**EXERCISE AIM**: In the listing below, how many lines contain the word "Grad"? Answer with the number alone.

**STUDY MATERIAL**:
>>>

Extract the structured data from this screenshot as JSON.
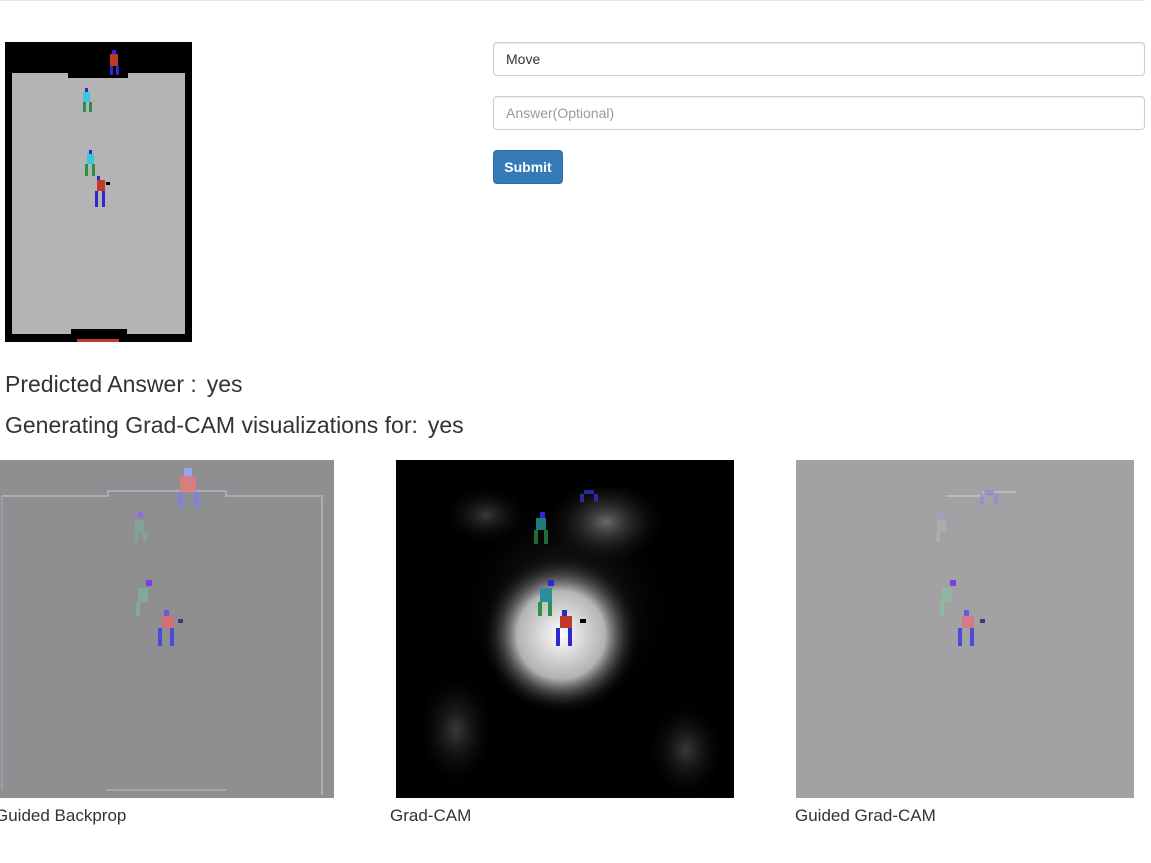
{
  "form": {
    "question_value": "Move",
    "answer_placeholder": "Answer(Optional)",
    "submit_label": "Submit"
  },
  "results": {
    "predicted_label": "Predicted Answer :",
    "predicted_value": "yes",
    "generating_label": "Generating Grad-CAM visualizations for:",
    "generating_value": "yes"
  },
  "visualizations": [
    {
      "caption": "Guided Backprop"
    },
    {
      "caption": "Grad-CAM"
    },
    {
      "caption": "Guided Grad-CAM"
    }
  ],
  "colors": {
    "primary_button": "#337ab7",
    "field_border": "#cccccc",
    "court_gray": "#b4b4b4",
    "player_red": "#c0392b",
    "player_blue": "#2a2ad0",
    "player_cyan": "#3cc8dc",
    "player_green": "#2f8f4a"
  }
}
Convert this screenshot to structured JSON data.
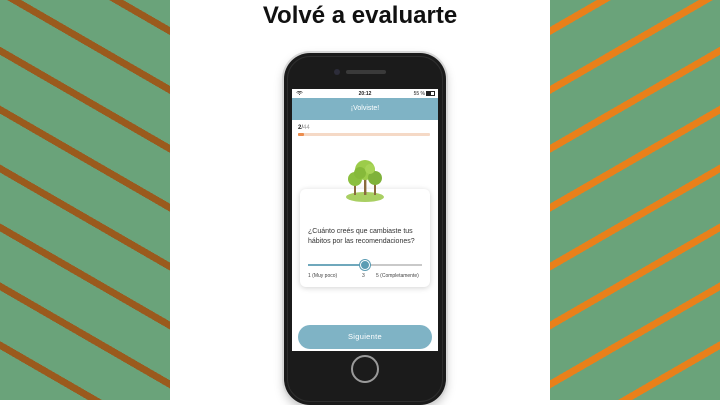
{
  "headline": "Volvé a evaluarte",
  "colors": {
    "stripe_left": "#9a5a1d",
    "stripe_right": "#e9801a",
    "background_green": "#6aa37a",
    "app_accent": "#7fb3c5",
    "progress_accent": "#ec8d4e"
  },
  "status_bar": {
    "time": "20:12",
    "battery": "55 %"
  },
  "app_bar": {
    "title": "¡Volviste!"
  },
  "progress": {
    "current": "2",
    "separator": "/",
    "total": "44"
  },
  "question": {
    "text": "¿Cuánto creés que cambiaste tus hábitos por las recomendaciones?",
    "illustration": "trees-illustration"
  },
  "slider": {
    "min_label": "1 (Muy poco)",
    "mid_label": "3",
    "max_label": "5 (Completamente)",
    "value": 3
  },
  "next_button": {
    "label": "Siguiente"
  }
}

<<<

**OUTPUT**: 3